-- What you should do --
Please return every line below that contains the string "Seite".

-- Material shown --
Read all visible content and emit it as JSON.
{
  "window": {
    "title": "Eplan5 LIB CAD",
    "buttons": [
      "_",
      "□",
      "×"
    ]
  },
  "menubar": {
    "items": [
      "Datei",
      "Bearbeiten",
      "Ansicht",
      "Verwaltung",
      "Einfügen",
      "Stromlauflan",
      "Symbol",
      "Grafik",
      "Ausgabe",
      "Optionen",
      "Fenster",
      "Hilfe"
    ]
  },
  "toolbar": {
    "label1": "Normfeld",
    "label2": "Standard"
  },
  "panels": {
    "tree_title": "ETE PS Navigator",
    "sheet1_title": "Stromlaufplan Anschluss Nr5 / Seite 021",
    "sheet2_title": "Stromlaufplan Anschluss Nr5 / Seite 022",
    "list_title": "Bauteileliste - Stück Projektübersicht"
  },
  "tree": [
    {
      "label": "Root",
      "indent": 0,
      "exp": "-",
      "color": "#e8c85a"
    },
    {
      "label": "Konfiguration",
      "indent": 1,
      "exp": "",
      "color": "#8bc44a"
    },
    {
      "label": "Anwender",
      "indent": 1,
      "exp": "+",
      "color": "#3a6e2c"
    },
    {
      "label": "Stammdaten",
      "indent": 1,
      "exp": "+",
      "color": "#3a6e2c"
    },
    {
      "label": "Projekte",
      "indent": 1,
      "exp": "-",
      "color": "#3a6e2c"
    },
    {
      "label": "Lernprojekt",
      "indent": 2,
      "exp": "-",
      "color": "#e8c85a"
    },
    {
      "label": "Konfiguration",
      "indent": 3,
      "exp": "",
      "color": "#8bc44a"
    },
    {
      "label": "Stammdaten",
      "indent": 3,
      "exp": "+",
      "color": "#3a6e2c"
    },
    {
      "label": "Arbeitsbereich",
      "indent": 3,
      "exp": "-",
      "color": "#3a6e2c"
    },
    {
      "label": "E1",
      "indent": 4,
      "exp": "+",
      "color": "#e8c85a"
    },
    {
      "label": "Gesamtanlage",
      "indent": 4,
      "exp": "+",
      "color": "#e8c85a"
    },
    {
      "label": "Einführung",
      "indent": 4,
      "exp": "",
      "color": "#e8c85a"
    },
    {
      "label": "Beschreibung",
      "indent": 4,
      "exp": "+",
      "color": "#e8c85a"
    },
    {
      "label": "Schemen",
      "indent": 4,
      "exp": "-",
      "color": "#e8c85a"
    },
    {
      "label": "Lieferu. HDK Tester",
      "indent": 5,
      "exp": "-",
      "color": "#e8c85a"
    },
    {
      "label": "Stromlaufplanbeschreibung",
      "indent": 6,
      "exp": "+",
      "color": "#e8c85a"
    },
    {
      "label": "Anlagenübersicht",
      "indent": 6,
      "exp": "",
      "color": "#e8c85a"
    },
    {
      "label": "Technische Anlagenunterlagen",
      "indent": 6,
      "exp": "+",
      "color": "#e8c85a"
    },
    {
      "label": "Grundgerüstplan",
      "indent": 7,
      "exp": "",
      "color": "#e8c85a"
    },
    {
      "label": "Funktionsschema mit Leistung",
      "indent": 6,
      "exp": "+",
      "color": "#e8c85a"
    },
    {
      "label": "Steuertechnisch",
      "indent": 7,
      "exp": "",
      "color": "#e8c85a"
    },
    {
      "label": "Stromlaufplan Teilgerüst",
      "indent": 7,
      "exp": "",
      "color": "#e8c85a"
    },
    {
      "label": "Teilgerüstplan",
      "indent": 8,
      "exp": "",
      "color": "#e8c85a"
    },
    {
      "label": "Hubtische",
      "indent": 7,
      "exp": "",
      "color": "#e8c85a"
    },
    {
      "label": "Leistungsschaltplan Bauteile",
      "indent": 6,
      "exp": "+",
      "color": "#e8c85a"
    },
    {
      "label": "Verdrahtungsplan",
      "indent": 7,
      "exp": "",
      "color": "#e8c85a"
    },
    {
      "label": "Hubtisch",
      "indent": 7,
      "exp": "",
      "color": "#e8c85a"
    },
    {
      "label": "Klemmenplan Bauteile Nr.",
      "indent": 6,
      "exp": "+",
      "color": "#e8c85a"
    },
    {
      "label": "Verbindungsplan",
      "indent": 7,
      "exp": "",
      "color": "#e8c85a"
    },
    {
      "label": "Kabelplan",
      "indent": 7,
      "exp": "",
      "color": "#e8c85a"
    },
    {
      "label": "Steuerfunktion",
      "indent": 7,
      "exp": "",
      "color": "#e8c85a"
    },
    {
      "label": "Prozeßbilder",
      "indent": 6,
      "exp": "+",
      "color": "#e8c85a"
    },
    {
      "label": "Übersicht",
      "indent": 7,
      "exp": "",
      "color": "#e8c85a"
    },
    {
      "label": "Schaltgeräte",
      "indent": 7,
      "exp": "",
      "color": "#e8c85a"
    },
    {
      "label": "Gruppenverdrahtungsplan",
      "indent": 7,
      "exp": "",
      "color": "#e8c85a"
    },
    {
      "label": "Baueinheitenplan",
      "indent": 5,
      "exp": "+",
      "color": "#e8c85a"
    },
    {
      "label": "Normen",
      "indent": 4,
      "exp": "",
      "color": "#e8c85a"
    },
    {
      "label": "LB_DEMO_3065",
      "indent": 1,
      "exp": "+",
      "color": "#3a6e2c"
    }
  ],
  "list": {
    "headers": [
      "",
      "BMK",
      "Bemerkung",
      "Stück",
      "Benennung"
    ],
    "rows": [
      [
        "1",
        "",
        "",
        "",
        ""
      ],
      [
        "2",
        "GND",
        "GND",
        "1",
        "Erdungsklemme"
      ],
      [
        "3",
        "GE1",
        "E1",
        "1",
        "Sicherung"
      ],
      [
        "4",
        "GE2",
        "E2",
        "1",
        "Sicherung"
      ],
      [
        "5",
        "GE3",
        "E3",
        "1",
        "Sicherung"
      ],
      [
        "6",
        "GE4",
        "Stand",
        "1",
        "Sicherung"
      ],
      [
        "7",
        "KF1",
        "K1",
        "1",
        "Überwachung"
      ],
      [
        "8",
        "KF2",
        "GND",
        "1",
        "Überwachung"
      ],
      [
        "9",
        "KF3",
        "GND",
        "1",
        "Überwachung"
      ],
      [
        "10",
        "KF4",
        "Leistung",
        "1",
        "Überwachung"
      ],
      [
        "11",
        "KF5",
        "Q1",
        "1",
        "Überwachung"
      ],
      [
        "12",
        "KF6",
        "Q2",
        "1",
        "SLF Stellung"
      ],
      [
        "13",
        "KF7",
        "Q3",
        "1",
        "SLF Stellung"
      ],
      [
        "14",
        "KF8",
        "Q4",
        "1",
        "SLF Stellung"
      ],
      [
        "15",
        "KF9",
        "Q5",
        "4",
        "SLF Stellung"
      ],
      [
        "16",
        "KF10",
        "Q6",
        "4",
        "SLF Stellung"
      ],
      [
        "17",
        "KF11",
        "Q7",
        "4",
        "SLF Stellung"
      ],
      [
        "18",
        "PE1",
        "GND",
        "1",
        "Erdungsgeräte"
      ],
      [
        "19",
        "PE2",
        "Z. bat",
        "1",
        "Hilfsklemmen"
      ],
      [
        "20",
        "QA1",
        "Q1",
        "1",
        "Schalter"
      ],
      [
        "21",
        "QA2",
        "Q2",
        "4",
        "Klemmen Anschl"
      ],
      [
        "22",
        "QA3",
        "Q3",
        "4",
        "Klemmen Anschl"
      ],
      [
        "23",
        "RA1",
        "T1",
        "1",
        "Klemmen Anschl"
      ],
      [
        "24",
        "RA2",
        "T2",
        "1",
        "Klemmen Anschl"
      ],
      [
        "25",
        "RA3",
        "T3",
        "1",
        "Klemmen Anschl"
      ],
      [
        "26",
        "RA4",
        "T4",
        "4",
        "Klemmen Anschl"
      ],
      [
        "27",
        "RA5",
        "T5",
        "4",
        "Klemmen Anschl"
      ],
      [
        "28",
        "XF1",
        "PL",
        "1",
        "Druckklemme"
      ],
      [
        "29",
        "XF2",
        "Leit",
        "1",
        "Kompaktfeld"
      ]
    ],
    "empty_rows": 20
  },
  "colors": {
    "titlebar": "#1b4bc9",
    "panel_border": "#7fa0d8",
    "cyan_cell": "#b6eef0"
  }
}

-- Exercise answer --
    "sheet1_title": "Stromlaufplan Anschluss Nr5 / Seite 021",
    "sheet2_title": "Stromlaufplan Anschluss Nr5 / Seite 022",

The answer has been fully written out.